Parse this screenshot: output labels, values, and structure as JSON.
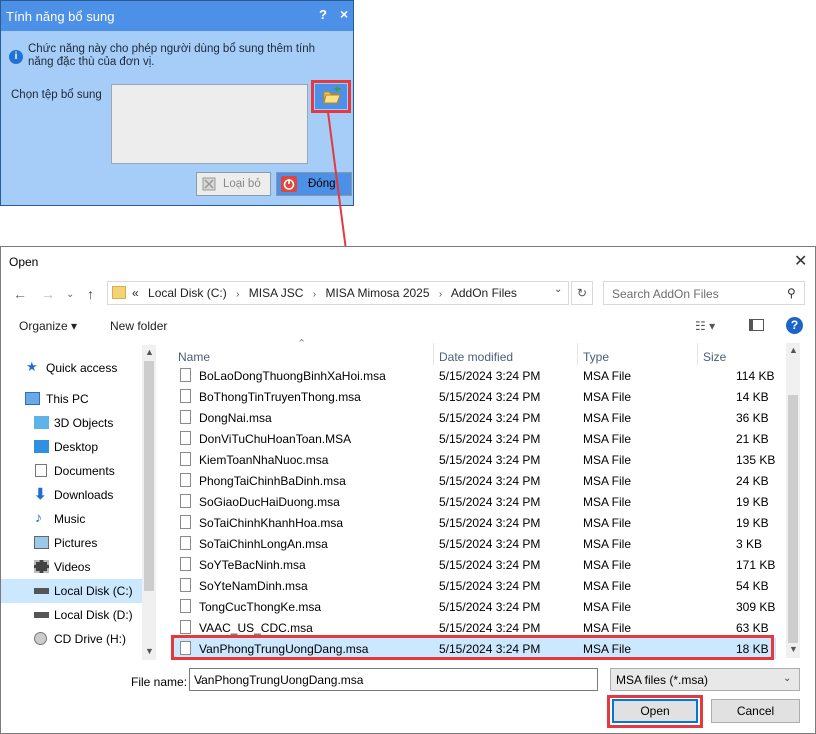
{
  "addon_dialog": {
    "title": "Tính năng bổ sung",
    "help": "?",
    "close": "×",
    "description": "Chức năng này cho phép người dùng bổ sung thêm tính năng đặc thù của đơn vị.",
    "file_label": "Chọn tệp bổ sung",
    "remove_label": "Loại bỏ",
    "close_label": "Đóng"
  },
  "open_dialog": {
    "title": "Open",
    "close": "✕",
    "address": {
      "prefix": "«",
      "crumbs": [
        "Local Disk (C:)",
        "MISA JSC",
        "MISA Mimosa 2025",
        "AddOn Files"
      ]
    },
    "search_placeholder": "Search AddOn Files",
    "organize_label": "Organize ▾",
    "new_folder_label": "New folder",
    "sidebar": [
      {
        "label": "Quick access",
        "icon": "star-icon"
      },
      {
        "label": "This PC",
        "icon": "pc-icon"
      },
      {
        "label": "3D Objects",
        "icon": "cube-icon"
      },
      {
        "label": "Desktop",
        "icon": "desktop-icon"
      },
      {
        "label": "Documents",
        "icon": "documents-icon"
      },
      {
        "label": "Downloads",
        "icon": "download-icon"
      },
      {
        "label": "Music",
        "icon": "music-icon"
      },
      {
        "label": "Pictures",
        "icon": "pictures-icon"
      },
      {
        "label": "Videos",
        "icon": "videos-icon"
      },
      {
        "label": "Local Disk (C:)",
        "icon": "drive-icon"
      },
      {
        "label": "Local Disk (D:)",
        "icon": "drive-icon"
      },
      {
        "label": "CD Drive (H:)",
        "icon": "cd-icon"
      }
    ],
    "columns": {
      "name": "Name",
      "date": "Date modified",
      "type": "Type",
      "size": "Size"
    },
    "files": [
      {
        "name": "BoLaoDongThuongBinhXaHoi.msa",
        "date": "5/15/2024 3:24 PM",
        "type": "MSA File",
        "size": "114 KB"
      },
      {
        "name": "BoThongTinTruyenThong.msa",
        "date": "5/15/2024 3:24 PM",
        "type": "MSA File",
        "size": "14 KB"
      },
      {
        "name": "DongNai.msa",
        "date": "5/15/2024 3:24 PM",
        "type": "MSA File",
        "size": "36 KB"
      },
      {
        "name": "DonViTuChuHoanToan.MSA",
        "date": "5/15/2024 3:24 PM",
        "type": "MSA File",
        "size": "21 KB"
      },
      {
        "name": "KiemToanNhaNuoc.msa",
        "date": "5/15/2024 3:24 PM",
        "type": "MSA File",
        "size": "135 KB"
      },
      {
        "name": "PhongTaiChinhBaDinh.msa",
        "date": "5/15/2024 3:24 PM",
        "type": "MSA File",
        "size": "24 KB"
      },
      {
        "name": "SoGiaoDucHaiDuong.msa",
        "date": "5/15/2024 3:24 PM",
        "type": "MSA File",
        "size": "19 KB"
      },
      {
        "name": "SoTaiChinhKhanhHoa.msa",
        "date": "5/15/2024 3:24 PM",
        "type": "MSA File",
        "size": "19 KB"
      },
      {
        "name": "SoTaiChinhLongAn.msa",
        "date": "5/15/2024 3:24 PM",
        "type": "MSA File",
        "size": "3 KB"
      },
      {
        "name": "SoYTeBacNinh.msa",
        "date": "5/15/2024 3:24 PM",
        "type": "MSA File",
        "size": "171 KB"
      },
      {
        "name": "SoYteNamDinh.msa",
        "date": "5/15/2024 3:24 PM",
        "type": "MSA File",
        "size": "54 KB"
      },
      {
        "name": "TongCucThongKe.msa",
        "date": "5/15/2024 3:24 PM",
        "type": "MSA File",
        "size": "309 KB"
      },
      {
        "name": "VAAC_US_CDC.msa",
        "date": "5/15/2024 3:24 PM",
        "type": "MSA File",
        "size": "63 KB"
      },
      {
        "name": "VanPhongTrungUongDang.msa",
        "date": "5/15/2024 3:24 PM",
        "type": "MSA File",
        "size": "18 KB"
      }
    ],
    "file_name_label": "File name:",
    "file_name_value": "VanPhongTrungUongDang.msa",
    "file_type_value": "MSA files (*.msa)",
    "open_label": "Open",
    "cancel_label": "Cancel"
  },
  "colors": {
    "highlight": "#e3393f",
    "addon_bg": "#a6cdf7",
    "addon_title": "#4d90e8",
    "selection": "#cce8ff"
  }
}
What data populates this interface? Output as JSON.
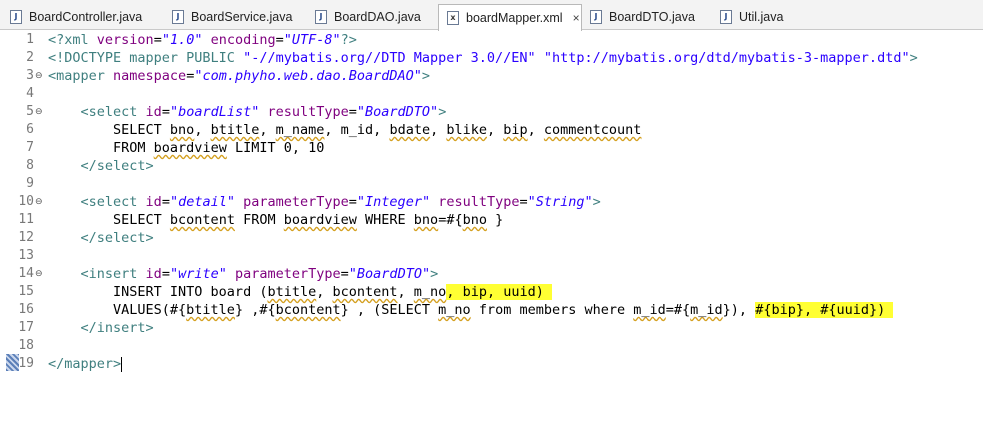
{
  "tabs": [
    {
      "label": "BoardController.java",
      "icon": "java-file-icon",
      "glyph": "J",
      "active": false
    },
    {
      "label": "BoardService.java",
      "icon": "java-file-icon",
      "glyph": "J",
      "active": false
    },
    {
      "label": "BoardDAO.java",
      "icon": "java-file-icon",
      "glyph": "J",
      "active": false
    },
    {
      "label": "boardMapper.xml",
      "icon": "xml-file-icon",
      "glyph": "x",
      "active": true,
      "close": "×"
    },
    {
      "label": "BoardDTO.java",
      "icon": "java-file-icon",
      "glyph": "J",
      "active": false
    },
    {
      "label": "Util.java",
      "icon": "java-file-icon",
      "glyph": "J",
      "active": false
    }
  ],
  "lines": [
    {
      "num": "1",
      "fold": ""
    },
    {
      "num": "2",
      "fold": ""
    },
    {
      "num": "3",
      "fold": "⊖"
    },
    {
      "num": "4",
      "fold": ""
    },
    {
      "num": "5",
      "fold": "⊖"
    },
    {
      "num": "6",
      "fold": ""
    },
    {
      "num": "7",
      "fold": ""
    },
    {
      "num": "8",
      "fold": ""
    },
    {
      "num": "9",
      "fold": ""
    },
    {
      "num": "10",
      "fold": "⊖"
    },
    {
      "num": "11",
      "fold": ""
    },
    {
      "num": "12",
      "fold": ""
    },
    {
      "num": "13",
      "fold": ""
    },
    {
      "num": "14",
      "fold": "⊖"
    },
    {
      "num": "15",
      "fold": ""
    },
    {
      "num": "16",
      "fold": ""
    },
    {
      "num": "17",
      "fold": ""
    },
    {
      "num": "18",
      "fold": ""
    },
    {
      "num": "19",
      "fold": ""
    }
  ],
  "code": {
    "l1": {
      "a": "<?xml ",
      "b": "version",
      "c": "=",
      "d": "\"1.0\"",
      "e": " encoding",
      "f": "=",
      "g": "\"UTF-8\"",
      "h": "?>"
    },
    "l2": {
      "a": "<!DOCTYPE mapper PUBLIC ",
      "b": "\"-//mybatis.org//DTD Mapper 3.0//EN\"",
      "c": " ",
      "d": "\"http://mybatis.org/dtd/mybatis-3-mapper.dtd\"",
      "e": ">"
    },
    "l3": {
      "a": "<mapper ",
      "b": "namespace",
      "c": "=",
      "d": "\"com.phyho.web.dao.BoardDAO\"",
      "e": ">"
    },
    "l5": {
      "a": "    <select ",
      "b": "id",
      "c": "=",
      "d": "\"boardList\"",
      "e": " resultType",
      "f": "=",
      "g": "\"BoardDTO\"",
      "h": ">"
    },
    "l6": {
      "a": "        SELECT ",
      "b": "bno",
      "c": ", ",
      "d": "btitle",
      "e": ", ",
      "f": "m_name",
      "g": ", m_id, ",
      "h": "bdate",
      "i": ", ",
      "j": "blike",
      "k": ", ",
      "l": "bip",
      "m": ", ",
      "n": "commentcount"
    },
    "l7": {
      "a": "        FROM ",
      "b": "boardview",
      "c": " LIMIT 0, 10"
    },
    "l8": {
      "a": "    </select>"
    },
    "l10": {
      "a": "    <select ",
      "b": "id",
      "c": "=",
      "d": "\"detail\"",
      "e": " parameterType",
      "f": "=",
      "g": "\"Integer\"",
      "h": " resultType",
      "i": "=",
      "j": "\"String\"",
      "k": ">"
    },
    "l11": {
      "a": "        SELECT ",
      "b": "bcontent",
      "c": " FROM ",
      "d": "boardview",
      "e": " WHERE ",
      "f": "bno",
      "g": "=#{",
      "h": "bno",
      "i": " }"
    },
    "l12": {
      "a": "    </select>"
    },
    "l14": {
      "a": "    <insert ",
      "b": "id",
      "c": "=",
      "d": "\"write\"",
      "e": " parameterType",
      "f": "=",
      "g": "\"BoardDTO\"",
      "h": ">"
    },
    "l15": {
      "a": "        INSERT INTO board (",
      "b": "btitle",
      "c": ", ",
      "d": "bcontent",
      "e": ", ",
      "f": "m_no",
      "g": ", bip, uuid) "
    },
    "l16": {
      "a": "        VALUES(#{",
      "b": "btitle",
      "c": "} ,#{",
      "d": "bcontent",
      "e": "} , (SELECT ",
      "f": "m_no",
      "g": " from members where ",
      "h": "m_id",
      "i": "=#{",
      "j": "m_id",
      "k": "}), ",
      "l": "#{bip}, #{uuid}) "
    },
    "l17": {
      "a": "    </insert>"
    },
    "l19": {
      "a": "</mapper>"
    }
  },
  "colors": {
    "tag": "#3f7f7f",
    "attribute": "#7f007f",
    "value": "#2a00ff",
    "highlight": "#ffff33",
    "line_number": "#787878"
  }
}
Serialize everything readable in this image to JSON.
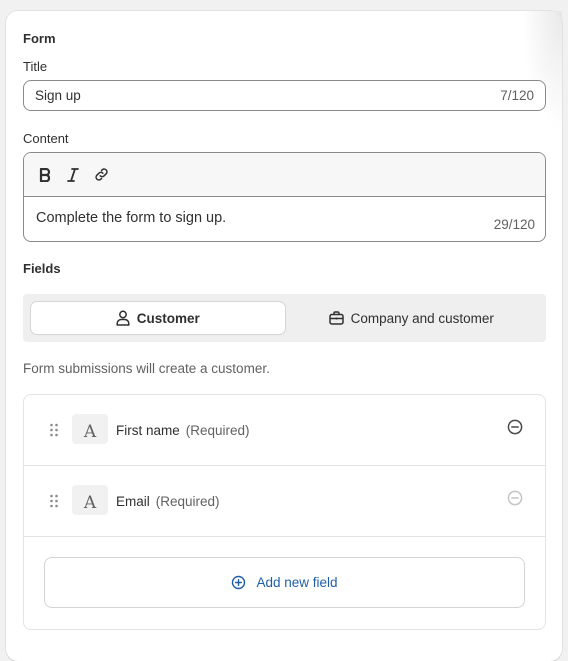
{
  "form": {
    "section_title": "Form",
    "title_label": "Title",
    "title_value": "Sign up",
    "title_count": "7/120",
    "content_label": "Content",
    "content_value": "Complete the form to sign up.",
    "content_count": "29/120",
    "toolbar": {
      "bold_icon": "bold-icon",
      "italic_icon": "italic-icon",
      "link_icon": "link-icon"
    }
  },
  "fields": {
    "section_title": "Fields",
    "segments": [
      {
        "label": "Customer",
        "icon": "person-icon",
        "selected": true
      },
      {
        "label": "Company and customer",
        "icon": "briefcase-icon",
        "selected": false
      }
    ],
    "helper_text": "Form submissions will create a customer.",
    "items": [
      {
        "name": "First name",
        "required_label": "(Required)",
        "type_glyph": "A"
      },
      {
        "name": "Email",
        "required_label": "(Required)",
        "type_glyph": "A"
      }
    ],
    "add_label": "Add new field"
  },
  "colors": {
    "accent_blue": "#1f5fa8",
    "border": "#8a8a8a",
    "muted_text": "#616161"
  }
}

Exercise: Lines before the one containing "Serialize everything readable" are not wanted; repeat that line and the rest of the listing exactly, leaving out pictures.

Response to the exercise:
Serialize everything readable in this image to JSON.
{
  "form": {
    "section_title": "Form",
    "title_label": "Title",
    "title_value": "Sign up",
    "title_count": "7/120",
    "content_label": "Content",
    "content_value": "Complete the form to sign up.",
    "content_count": "29/120",
    "toolbar": {
      "bold_icon": "bold-icon",
      "italic_icon": "italic-icon",
      "link_icon": "link-icon"
    }
  },
  "fields": {
    "section_title": "Fields",
    "segments": [
      {
        "label": "Customer",
        "icon": "person-icon",
        "selected": true
      },
      {
        "label": "Company and customer",
        "icon": "briefcase-icon",
        "selected": false
      }
    ],
    "helper_text": "Form submissions will create a customer.",
    "items": [
      {
        "name": "First name",
        "required_label": "(Required)",
        "type_glyph": "A"
      },
      {
        "name": "Email",
        "required_label": "(Required)",
        "type_glyph": "A"
      }
    ],
    "add_label": "Add new field"
  },
  "colors": {
    "accent_blue": "#1f5fa8",
    "border": "#8a8a8a",
    "muted_text": "#616161"
  }
}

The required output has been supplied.